by Victoria Plutshack
Smart technologies, which can communicate and share information, have been hailed as a panacea for a range of our energy problems. The possibilities for energy savings and greater energy efficiency are enormous. The first step in realizing the smart vision of the future is the humble smart meter, which is due to be universally available in British homes by 2020. However, the behavioural science behind the effects of an in-home energy meter is mixed. Pilot tests have returned a range of results, from energy savings to increased consumption and everything in between. Given that there is scientific uncertainty, how should policy makers respond?
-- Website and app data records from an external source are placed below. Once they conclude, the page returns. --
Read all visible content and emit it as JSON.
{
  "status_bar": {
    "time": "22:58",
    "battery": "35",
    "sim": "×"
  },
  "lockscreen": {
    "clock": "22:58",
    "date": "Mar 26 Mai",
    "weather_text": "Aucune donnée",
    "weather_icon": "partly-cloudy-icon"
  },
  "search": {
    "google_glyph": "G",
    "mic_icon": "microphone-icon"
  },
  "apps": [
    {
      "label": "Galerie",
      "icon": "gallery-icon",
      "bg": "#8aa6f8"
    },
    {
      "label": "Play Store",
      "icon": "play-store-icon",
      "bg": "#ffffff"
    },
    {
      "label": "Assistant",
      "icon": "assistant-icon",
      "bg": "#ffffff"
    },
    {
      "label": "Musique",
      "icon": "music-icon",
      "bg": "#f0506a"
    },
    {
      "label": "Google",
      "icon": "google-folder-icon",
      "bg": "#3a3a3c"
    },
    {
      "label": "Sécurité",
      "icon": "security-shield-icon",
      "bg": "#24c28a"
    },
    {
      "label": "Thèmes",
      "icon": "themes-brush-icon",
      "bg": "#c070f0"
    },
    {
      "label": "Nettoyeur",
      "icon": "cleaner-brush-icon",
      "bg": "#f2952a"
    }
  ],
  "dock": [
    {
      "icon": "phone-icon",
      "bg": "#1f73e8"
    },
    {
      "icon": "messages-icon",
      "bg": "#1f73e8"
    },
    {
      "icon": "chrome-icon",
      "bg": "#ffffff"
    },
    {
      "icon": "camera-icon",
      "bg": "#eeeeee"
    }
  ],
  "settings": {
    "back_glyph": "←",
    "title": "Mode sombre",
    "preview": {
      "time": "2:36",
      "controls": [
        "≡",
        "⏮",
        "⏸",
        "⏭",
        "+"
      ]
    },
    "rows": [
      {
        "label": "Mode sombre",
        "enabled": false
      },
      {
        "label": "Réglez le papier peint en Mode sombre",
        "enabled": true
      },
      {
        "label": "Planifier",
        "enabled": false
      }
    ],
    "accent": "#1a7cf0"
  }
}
I argue that the Government must clearly prioritise its reasons for the adoption of smart meters in order to create meters that are most likely to produce a single desired result, instead of solving all the nation’s energy problems.